Why is it that so many companies still think that when reporting on sustainability they are compelled to provide elaborate feedback on the natural environment and their business’ impact on this? And with it then print hundreds of copies of an extensive sustainability report. Is anybody else spotting the irony here? And to top it all, we then add a picture of a green tree, or a green leaf, on the cover of the report, or my favorite, the picture of the two hands holding a budding little plant.
If this is your idea of sustainability, you need to dig deeper! Sustainability is not only about the trees or your company’s impact on its natural surroundings, it is actually about the survival of the company and its ongoing ability to do business, and create value for its stakeholders.
Environmental sustainability obviously plays a crucial role in some companies’ business, some more than others; but the question begs: what about social and economic sustainability? Companies have always been reporting on financial issues, but the focus has shifted requiring a far more balanced overview on, and report of, all the aspects of sustainability.

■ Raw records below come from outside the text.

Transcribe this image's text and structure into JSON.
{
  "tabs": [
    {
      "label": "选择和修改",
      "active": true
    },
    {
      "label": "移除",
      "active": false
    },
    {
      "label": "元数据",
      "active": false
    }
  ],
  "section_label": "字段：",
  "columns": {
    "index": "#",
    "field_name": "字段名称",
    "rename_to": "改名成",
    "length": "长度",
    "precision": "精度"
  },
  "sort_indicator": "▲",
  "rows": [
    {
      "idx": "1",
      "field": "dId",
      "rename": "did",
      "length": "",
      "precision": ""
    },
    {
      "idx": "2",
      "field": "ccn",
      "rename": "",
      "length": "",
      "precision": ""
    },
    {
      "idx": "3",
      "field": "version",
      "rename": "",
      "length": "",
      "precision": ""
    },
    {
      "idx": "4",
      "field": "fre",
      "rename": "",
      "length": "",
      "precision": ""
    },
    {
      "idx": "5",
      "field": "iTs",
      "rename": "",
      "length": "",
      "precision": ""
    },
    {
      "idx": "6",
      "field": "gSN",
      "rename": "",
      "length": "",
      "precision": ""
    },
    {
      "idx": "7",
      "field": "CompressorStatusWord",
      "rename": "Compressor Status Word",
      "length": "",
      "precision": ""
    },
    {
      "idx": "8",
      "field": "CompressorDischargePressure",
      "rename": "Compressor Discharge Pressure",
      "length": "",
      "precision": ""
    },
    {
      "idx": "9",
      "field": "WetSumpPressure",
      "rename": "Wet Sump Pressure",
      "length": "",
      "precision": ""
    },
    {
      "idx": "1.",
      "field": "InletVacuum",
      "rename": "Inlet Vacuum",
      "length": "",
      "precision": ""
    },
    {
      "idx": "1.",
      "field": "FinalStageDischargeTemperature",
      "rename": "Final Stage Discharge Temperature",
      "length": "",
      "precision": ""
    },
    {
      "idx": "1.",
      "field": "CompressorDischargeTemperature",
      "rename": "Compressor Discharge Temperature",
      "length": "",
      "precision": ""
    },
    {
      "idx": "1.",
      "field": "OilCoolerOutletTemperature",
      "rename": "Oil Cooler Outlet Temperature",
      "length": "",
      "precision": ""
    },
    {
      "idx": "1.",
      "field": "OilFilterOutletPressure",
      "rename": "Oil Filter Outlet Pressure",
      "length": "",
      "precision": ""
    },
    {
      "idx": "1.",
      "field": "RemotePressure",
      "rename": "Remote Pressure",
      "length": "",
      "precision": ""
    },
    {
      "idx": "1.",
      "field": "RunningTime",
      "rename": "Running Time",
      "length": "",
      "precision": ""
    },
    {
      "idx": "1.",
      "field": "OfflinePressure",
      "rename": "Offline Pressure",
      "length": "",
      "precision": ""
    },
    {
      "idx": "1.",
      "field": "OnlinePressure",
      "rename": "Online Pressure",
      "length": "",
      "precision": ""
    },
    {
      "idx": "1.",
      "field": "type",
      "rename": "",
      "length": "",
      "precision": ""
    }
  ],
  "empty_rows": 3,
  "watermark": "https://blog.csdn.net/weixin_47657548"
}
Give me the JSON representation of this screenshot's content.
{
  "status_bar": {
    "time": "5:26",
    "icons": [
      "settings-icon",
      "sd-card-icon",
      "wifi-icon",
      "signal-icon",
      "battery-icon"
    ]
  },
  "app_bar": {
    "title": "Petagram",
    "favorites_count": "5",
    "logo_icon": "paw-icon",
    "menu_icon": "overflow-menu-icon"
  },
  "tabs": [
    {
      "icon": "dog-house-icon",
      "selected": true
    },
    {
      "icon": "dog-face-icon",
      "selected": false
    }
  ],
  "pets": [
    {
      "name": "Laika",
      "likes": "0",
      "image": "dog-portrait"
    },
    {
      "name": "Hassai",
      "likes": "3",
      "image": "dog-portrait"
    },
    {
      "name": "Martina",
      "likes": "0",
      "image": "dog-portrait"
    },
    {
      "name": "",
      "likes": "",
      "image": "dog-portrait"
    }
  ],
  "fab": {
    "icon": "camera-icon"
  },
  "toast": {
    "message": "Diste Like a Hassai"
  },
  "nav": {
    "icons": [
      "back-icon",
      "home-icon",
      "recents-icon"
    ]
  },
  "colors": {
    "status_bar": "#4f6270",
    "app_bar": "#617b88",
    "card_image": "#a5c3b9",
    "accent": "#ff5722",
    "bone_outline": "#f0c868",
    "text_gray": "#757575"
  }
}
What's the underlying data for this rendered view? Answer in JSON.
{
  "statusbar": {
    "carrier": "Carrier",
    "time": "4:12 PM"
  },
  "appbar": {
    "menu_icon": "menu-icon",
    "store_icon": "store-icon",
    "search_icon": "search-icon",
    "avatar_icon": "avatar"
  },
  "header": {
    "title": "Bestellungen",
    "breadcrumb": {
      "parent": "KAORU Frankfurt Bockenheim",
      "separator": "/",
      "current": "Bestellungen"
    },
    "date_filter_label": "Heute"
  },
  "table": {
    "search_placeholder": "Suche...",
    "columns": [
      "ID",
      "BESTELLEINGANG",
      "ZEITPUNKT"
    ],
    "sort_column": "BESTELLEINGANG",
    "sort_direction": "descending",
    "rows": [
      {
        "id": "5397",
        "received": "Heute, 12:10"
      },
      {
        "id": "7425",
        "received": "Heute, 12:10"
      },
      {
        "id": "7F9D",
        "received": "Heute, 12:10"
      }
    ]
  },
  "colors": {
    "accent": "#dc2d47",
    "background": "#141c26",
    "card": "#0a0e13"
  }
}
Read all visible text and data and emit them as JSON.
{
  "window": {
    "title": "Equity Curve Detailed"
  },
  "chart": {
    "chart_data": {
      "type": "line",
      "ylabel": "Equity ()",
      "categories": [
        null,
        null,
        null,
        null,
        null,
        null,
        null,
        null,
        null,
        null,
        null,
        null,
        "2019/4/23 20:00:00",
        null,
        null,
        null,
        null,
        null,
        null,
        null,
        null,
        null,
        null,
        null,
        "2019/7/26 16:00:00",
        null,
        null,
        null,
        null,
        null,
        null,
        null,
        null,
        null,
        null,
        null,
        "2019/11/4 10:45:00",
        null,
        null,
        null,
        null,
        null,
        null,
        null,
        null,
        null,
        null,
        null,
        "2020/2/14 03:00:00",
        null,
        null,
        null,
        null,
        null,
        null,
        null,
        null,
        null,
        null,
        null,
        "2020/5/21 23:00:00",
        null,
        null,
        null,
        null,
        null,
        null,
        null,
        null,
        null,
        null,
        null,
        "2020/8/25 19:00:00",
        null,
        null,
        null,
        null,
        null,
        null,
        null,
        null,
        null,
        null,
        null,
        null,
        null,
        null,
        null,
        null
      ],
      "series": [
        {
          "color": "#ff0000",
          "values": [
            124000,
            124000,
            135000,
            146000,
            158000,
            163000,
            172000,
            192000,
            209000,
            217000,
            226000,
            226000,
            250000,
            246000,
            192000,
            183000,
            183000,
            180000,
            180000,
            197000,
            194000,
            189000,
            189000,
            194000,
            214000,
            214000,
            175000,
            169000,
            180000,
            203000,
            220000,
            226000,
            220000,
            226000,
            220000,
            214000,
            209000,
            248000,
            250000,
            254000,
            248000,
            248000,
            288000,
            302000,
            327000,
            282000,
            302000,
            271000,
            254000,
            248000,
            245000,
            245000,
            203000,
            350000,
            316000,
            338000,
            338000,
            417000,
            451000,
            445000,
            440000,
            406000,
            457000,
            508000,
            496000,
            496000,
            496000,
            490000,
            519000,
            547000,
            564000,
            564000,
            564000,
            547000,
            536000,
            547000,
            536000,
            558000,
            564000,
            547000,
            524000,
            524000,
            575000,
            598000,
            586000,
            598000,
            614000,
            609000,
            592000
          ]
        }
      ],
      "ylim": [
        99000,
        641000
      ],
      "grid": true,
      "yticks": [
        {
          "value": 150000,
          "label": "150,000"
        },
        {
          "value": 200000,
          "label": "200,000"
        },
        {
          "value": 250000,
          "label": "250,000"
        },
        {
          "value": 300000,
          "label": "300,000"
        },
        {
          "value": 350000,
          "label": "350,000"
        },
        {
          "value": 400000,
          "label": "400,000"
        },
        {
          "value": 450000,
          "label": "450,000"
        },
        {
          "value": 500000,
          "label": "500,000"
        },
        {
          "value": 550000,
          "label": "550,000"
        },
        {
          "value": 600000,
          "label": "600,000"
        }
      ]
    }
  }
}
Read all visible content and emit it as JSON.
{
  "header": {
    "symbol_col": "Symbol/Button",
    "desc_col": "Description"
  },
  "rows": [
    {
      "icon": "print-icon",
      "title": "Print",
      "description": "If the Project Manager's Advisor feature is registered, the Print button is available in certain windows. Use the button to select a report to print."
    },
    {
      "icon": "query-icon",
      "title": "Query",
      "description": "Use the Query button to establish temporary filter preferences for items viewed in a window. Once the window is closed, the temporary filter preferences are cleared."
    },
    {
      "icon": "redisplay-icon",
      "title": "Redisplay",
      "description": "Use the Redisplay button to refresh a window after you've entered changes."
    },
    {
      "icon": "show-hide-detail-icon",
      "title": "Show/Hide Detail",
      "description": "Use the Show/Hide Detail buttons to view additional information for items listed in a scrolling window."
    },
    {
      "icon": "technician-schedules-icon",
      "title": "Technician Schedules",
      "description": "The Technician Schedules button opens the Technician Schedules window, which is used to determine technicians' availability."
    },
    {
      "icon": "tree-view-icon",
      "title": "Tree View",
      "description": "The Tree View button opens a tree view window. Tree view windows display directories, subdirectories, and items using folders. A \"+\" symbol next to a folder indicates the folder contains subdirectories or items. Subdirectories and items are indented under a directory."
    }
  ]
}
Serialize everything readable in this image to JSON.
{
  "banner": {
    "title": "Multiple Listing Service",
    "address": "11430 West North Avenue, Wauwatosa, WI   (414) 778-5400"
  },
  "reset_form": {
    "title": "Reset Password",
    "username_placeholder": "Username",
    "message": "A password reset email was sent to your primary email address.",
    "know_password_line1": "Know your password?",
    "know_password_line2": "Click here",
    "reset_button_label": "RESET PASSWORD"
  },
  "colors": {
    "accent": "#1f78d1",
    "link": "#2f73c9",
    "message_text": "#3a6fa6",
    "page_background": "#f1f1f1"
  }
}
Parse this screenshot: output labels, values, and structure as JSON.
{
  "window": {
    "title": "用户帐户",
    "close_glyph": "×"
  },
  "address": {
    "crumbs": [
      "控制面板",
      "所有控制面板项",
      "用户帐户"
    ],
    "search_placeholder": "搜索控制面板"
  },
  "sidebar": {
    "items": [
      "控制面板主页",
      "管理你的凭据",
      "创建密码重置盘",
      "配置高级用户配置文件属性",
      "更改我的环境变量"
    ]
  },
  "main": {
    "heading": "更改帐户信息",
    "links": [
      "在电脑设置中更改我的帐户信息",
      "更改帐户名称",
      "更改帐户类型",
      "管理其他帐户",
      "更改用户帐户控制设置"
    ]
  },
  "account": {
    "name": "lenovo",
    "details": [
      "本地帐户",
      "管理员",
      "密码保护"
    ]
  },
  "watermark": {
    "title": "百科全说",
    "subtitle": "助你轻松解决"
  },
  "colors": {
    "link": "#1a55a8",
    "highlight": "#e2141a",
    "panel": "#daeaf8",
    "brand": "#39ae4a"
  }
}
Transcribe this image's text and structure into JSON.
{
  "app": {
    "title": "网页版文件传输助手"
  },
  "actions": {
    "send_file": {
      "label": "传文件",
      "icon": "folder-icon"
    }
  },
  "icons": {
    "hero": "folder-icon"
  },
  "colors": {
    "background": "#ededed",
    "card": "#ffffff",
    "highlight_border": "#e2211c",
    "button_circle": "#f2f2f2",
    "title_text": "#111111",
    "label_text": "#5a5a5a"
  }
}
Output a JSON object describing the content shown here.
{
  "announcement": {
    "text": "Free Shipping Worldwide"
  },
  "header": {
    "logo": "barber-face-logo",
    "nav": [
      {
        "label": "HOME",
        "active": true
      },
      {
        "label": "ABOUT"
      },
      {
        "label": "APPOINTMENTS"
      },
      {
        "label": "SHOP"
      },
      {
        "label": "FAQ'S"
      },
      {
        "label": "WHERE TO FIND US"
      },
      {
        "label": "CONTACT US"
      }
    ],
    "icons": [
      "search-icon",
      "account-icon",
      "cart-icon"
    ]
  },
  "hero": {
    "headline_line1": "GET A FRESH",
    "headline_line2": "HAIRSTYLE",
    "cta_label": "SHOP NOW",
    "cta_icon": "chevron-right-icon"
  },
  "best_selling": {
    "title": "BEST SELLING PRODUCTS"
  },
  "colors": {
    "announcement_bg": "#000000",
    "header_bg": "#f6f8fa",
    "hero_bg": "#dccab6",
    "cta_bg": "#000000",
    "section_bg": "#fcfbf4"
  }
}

We hear the words ‘sustainable’ and ‘sustainability’ almost every day, especially when dealing with integrated reports and reporting, and issues of governance. But what does it mean? Is it about nature, people, culture, the environment, the economy, money?
Sustainability is about all of these things and then some. It could be defined as an ability or capacity of something to be maintained or to sustain itself. It’s about taking what we need to live now, without jeopardising the potential for people in the future to meet their needs. It is about the ability to sustain, or the capacity to endure.
From a business perspective, sustainability is about operating within the means of the natural systems (environment) and ensuring that the business’ operations don’t harm other people (society and culture).
Business sustainability is often defined as managing the triple bottom line – sometimes referred to as profits, people and planet – a process by which companies manage their financial, social and environmental risks, obligations and opportunities. Sustainability is about understanding the interconnections among economy, society, and environment
A more robust description is that business sustainability represents resilience over time; businesses that can survive distress because they are intimately connected to healthy economic, social and environmental systems. These businesses create economic value and contribute to healthy ecosystems and strong communities.
Corporate sustainability is a business principle taking into consideration every dimension of how a business operates in the social, natural, and economic environment. It also formulates strategies to build a company that cultivates longevity through transparency and good governance principles, to create value over time.
To achieve this, businesses need to innovate and to execute, meeting market needs swiftly, effectively and on a global scale. Companies will need new ways of doing business and do this in a way that meets the needs of the present without compromising the ability of future generations to meet their own needs. The successful businesses of tomorrow will be those that create value both inside and outside the company.
This will mean managing for the long-term as well as the short-term; developing strategies that balance competition and cooperation, providing operations, products and services that meet social and environmental needs, developing business models that are able to stand the test of time and incorporating the real costs of environmental and social resources.
Sustainability for tomorrow’s enduring businesses will be about making money by meeting real and fundamental human and environmental needs.
Factual aspects sourced from Wikipedia.
In the next article: The application (the “how”) of sustainability